  • Sanvello (Formerly Pacifica) – We have included Sanvello under the budget apps even though the basic version is free (the free version is pretty limited). If you pay full price for premium services, it is only $8.95/month. However, it is included under some insurance plans, making it even more reasonable. Sanvello is one of the most popular apps for dealing with anxiety and stress. It includes some unique features, including “guided paths,” which teach you skills to take control of your life and build confidence. It also has some engaging guided visualizations to help with stress and anxiety. Further, it has a large community presence, including chat rooms where you can talk to others in real-time.
  • Happify – Wouldn’t you jump at the chance to improve your mental health by playing games? These games are evidence-based to improve specific aspects of your life including relationships, work, and personal growth. As its name suggests, Happify is all about increasing happiness. It is free to download but you unlock a lot more services with a yearly subscription for $11.67/month. While this is bordering on the more expensive range, think about its price in relation to a therapy session.
  • eMoods – This app is designed specifically for those with bipolar disorder. One of the most critical aspects of managing bipolar is recognizing the triggers that lead to manic and depressive episodes. eMoods helps users track the ups and downs to increase their insight and overall understanding of the disorder. It also generates a monthly report you can give to your therapist and/or doctor. Like many apps, it is free to download but a paid upgrade allows you to customize it to your specific preferences. At $5-10/month it is a relative bargain.

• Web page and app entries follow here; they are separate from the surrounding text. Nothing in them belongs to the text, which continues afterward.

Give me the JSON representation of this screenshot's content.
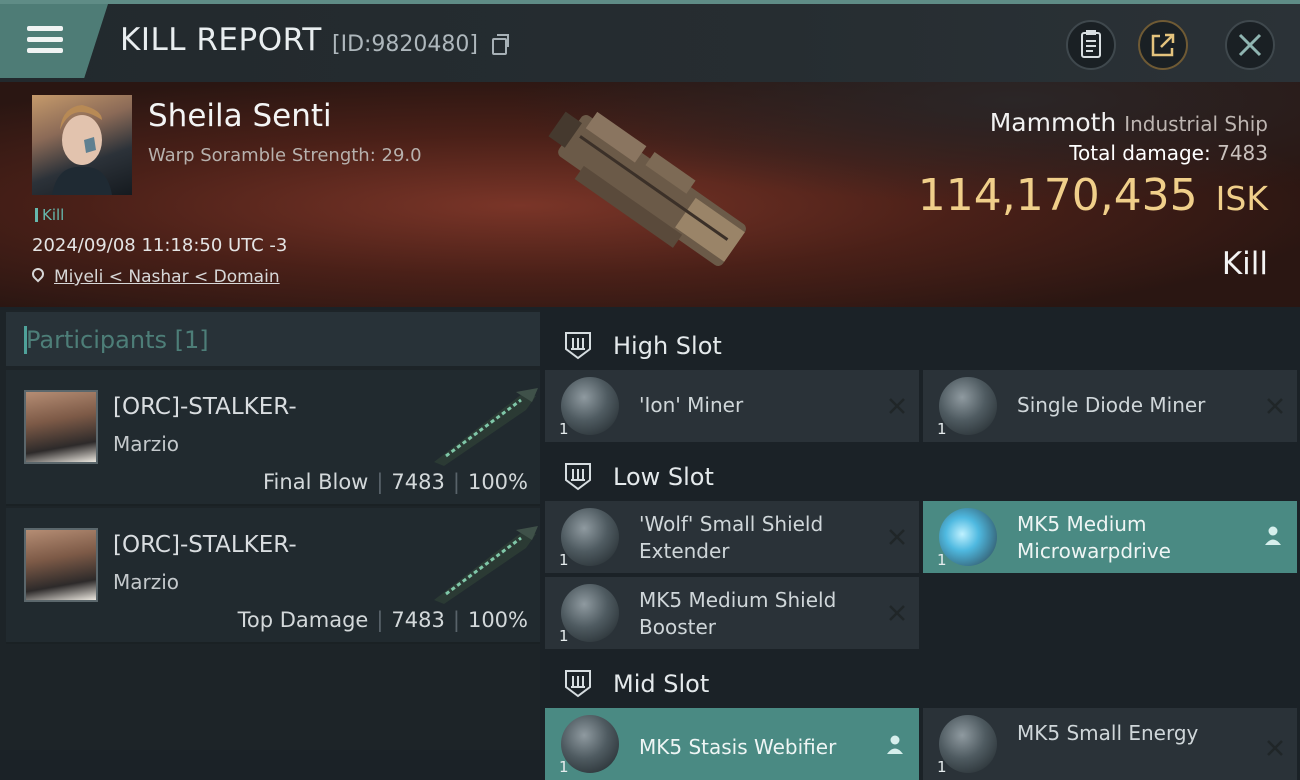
{
  "header": {
    "title": "KILL REPORT",
    "kill_id": "[ID:9820480]"
  },
  "victim": {
    "name": "Sheila Senti",
    "warp_scramble": "Warp Soramble Strength: 29.0",
    "tag": "Kill",
    "datetime": "2024/09/08 11:18:50 UTC -3",
    "location": "Miyeli < Nashar < Domain",
    "ship_name": "Mammoth",
    "ship_class": "Industrial Ship",
    "damage_label": "Total damage:",
    "damage_value": "7483",
    "isk_value": "114,170,435",
    "isk_unit": "ISK",
    "result": "Kill"
  },
  "participants": {
    "title": "Participants [1]",
    "rows": [
      {
        "name": "[ORC]-STALKER-",
        "sub": "Marzio",
        "label": "Final Blow",
        "damage": "7483",
        "percent": "100%"
      },
      {
        "name": "[ORC]-STALKER-",
        "sub": "Marzio",
        "label": "Top Damage",
        "damage": "7483",
        "percent": "100%"
      }
    ]
  },
  "slots": {
    "high": {
      "title": "High Slot",
      "items": [
        {
          "qty": "1",
          "name1": "'Ion' Miner",
          "name2": ""
        },
        {
          "qty": "1",
          "name1": "Single Diode Miner",
          "name2": ""
        }
      ]
    },
    "low": {
      "title": "Low Slot",
      "items": [
        {
          "qty": "1",
          "name1": "'Wolf' Small Shield",
          "name2": "Extender"
        },
        {
          "qty": "1",
          "name1": "MK5 Medium",
          "name2": "Microwarpdrive"
        },
        {
          "qty": "1",
          "name1": "MK5 Medium Shield",
          "name2": "Booster"
        }
      ]
    },
    "mid": {
      "title": "Mid Slot",
      "items": [
        {
          "qty": "1",
          "name1": "MK5 Stasis Webifier",
          "name2": ""
        },
        {
          "qty": "1",
          "name1": "MK5 Small Energy",
          "name2": ""
        }
      ]
    }
  },
  "colors": {
    "accent": "#4e7c76",
    "isk": "#f0cf8a",
    "highlight_item": "#4a8a83"
  }
}
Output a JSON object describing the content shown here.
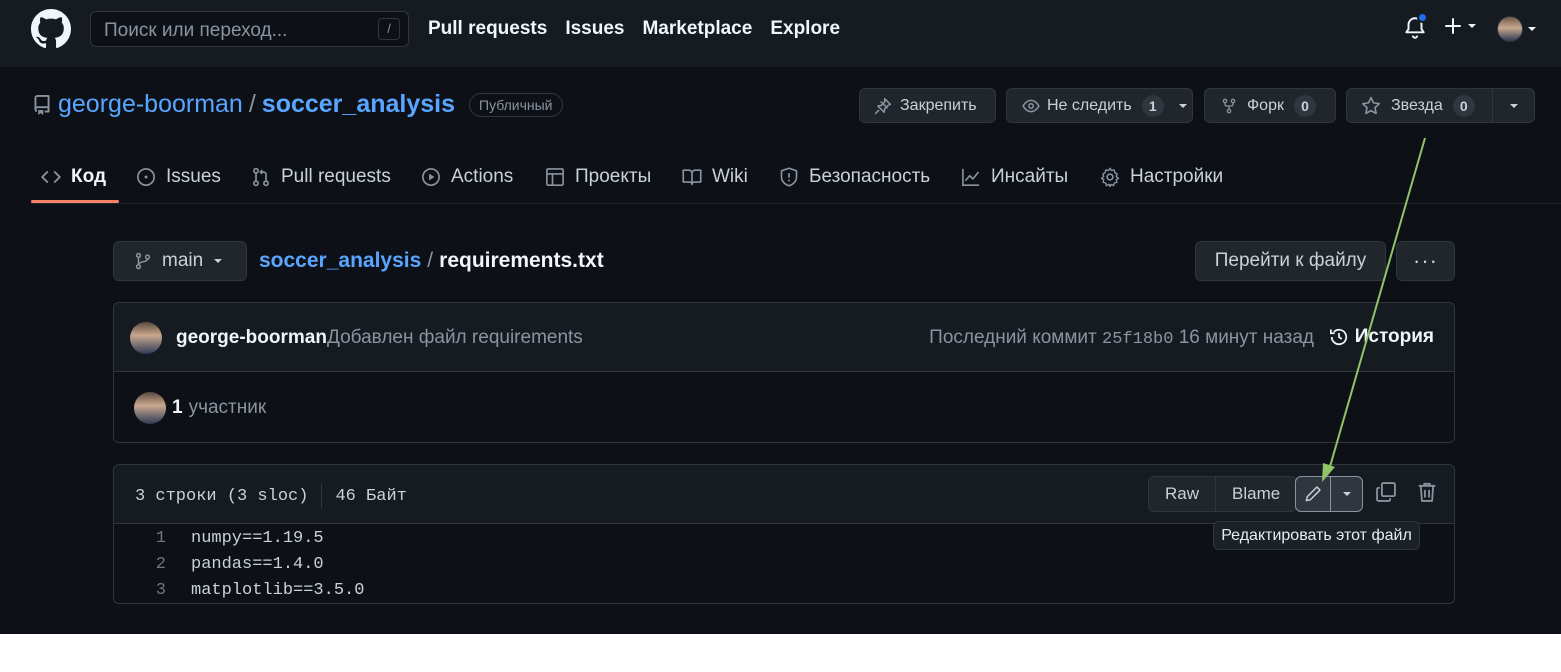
{
  "header": {
    "search_placeholder": "Поиск или переход...",
    "search_shortcut": "/",
    "nav": [
      "Pull requests",
      "Issues",
      "Marketplace",
      "Explore"
    ],
    "notification_color": "#1f6feb"
  },
  "repo": {
    "owner": "george-boorman",
    "separator": "/",
    "name": "soccer_analysis",
    "visibility": "Публичный",
    "pin_label": "Закрепить",
    "watch_label": "Не следить",
    "watch_count": "1",
    "fork_label": "Форк",
    "fork_count": "0",
    "star_label": "Звезда",
    "star_count": "0"
  },
  "tabs": [
    {
      "label": "Код",
      "icon": "code-icon",
      "active": true
    },
    {
      "label": "Issues",
      "icon": "issue-icon"
    },
    {
      "label": "Pull requests",
      "icon": "pull-request-icon"
    },
    {
      "label": "Actions",
      "icon": "play-icon"
    },
    {
      "label": "Проекты",
      "icon": "table-icon"
    },
    {
      "label": "Wiki",
      "icon": "book-icon"
    },
    {
      "label": "Безопасность",
      "icon": "shield-icon"
    },
    {
      "label": "Инсайты",
      "icon": "graph-icon"
    },
    {
      "label": "Настройки",
      "icon": "gear-icon"
    }
  ],
  "file_nav": {
    "branch": "main",
    "path_root": "soccer_analysis",
    "path_sep": "/",
    "file_name": "requirements.txt",
    "goto_label": "Перейти к файлу",
    "more_label": "···"
  },
  "commit": {
    "author": "george-boorman",
    "message": "Добавлен файл requirements",
    "last_commit_label": "Последний коммит",
    "sha": "25f18b0",
    "time_ago": "16 минут назад",
    "history_label": "История",
    "contributors_count": "1",
    "contributors_label": "участник"
  },
  "file": {
    "lines_info": "3 строки (3 sloc)",
    "size": "46 Байт",
    "raw_label": "Raw",
    "blame_label": "Blame",
    "tooltip": "Редактировать этот файл",
    "lines": [
      {
        "n": "1",
        "text": "numpy==1.19.5"
      },
      {
        "n": "2",
        "text": "pandas==1.4.0"
      },
      {
        "n": "3",
        "text": "matplotlib==3.5.0"
      }
    ]
  },
  "annotation_color": "#8fc46a"
}
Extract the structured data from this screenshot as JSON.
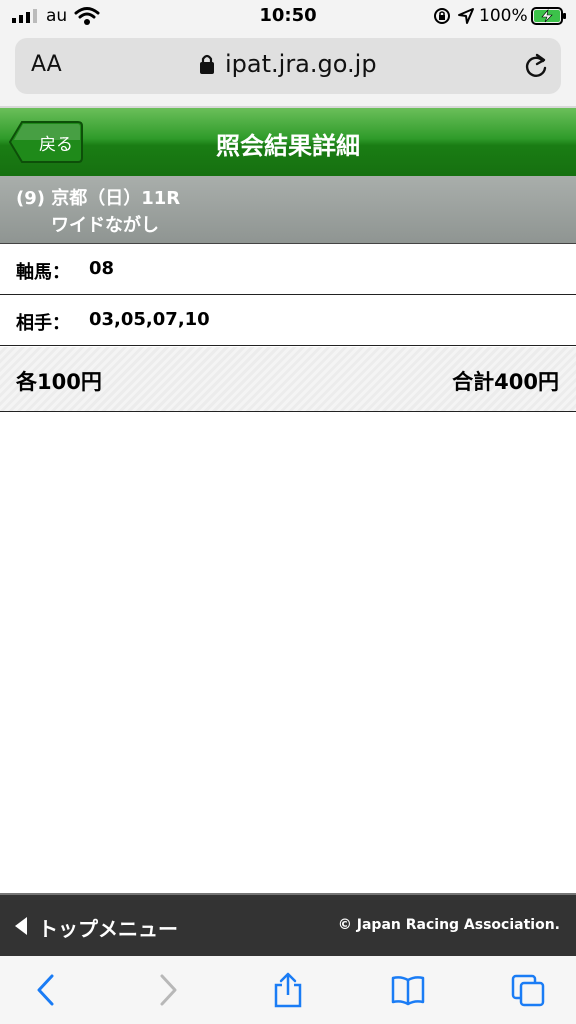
{
  "status_bar": {
    "carrier": "au",
    "time": "10:50",
    "battery_percent": "100%",
    "battery_level": 1.0,
    "icons": [
      "signal-icon",
      "wifi-icon",
      "rotation-lock-icon",
      "location-arrow-icon",
      "battery-charging-icon"
    ]
  },
  "browser": {
    "text_size_label": "AA",
    "url": "ipat.jra.go.jp"
  },
  "header": {
    "back_label": "戻る",
    "title": "照会結果詳細"
  },
  "race": {
    "line1": "(9) 京都（日）11R",
    "line2": "ワイドながし"
  },
  "details": {
    "axis_label": "軸馬：",
    "axis_value": "08",
    "partner_label": "相手：",
    "partner_value": "03,05,07,10"
  },
  "summary": {
    "each": "各100円",
    "total": "合計400円"
  },
  "footer": {
    "nav_label": "トップメニュー",
    "copyright": "© Japan Racing Association."
  },
  "toolbar": {
    "icons": [
      "back-icon",
      "forward-icon",
      "share-icon",
      "bookmarks-icon",
      "tabs-icon"
    ]
  },
  "colors": {
    "header_green": "#1a7d14",
    "race_gray": "#8f9592",
    "footer_dark": "#333333",
    "ios_blue": "#1a7cf5"
  }
}
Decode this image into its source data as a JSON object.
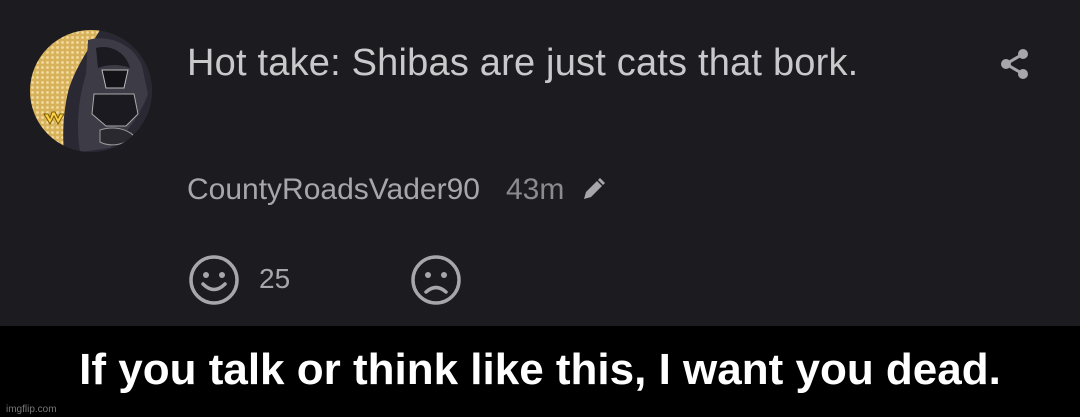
{
  "post": {
    "message": "Hot take: Shibas are just cats that bork.",
    "username": "CountyRoadsVader90",
    "time": "43m",
    "reactions": {
      "happy_count": "25"
    },
    "icons": {
      "share": "share-icon",
      "edit": "pencil-icon",
      "happy": "smiley-face-icon",
      "sad": "frown-face-icon"
    }
  },
  "caption": "If you talk or think like this, I want you dead.",
  "watermark": "imgflip.com",
  "colors": {
    "post_background": "#1c1c20",
    "caption_background": "#000000",
    "caption_text": "#ffffff",
    "message_text": "#c9c9cc",
    "muted_text": "#a7a7ab",
    "avatar_accent": "#c9a24a"
  }
}
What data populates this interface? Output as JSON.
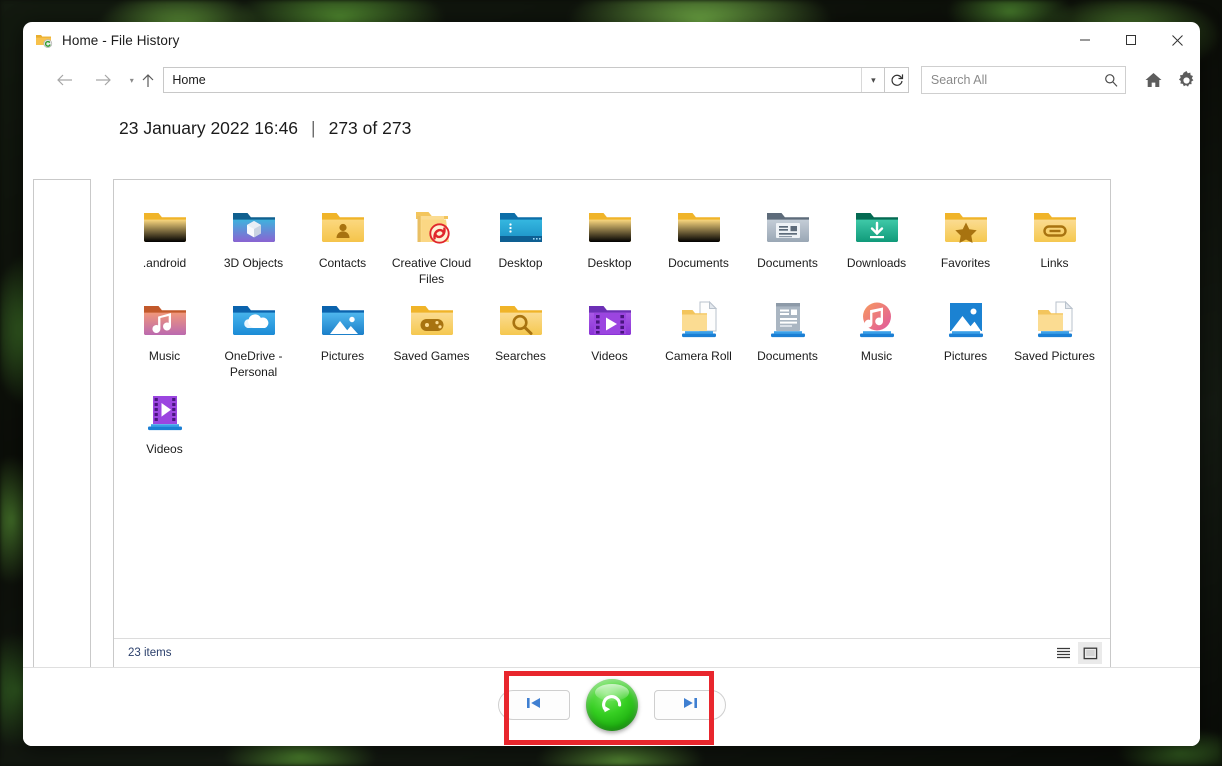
{
  "window": {
    "title": "Home - File History",
    "title_icon": "folder-history-icon",
    "controls": {
      "minimize": "minimize-icon",
      "maximize": "maximize-icon",
      "close": "close-icon"
    }
  },
  "navbar": {
    "back": "back-arrow-icon",
    "forward": "forward-arrow-icon",
    "recent": "recent-chevron-icon",
    "up": "up-arrow-icon",
    "address_value": "Home",
    "address_chevron": "chevron-down-icon",
    "refresh": "refresh-icon",
    "search_placeholder": "Search All",
    "search_value": "",
    "search_icon": "search-icon",
    "home_icon": "home-icon",
    "settings_icon": "gear-icon"
  },
  "header": {
    "timestamp": "23 January 2022 16:46",
    "separator": "|",
    "position": "273 of 273"
  },
  "items": [
    {
      "label": ".android",
      "icon": "folder-plain"
    },
    {
      "label": "3D Objects",
      "icon": "folder-3dobjects"
    },
    {
      "label": "Contacts",
      "icon": "folder-contacts"
    },
    {
      "label": "Creative Cloud Files",
      "icon": "folder-creative-cloud"
    },
    {
      "label": "Desktop",
      "icon": "folder-desktop-blue"
    },
    {
      "label": "Desktop",
      "icon": "folder-plain"
    },
    {
      "label": "Documents",
      "icon": "folder-plain"
    },
    {
      "label": "Documents",
      "icon": "folder-documents-gray"
    },
    {
      "label": "Downloads",
      "icon": "folder-downloads"
    },
    {
      "label": "Favorites",
      "icon": "folder-favorites"
    },
    {
      "label": "Links",
      "icon": "folder-links"
    },
    {
      "label": "Music",
      "icon": "folder-music"
    },
    {
      "label": "OneDrive - Personal",
      "icon": "folder-onedrive"
    },
    {
      "label": "Pictures",
      "icon": "folder-pictures"
    },
    {
      "label": "Saved Games",
      "icon": "folder-saved-games"
    },
    {
      "label": "Searches",
      "icon": "folder-searches"
    },
    {
      "label": "Videos",
      "icon": "folder-videos"
    },
    {
      "label": "Camera Roll",
      "icon": "library-camera-roll"
    },
    {
      "label": "Documents",
      "icon": "library-documents"
    },
    {
      "label": "Music",
      "icon": "library-music"
    },
    {
      "label": "Pictures",
      "icon": "library-pictures"
    },
    {
      "label": "Saved Pictures",
      "icon": "library-saved-pictures"
    },
    {
      "label": "Videos",
      "icon": "library-videos"
    }
  ],
  "statusbar": {
    "count": "23 items",
    "view_details_icon": "details-view-icon",
    "view_large_icon": "large-icons-view-icon",
    "selected_view": "large-icons-view-icon"
  },
  "bottom_controls": {
    "previous": "previous-version-icon",
    "restore": "restore-button-icon",
    "next": "next-version-icon"
  },
  "annotation": {
    "highlight_color": "#e8262d",
    "target": "bottom-controls"
  }
}
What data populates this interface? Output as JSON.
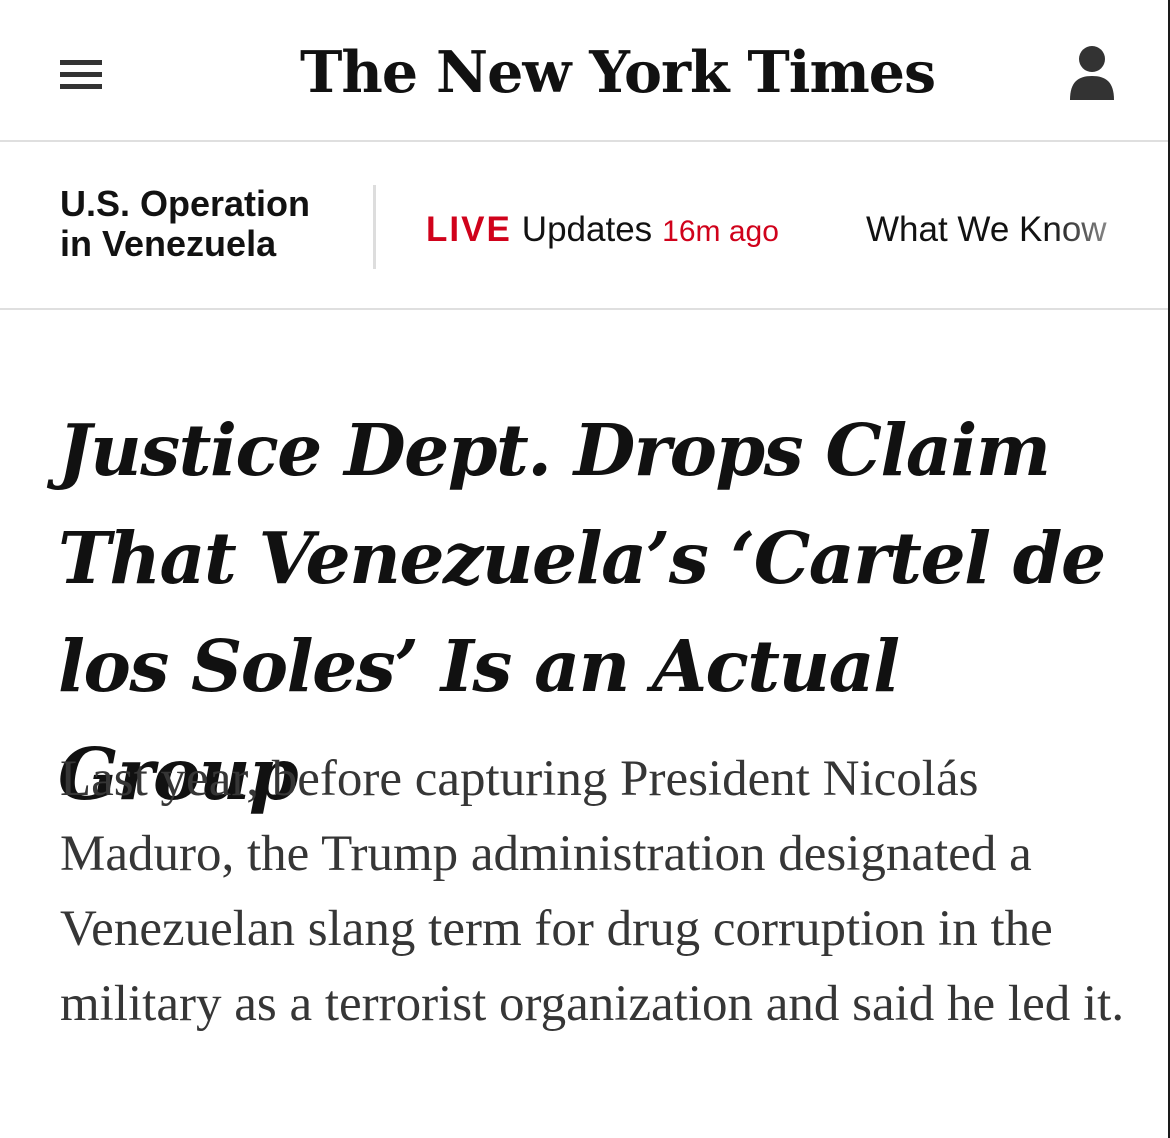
{
  "masthead": {
    "logo_text": "The New York Times",
    "menu_icon": "hamburger-menu-icon",
    "account_icon": "account-user-icon"
  },
  "section_nav": {
    "section_title_line1": "U.S. Operation",
    "section_title_line2": "in Venezuela",
    "live_label": "LIVE",
    "updates_label": "Updates",
    "updated_ago": "16m ago",
    "what_we_know": "What We Know"
  },
  "article": {
    "headline": "Justice Dept. Drops Claim That Venezuela’s ‘Cartel de los Soles’ Is an Actual Group",
    "summary": "Last year, before capturing President Nicolás Maduro, the Trump administration designated a Venezuelan slang term for drug corruption in the military as a terrorist organization and said he led it."
  },
  "colors": {
    "live_red": "#d0021b",
    "text_primary": "#121212",
    "text_summary": "#363636",
    "divider": "#dfdfdf"
  }
}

Most reputable mental health apps have no real downside as long as you have realistic expectations for their use. They will not replace psychotherapy and, in most cases, they should not be relied upon as the only form of treatment, especially for more serious problems. That being said, many apps offer valuable resources and tools to help improve a variety of psychological issues. Here’s the bottom line: If a free or budget app can help your mental health then why wouldn’t you use it?

Dr MS Broudy

MS Broudy is a psychologist, writer, and consultant. He has a Ph.D. in Clinical Psychology and a master’s degree in Social Psychology. He has spent over 20 years providing therapy and assessment services for a diverse set of clients. MS specializes in writing about mental health, parenting, and wellness. He has his own blog,, where he writes about psychological issues.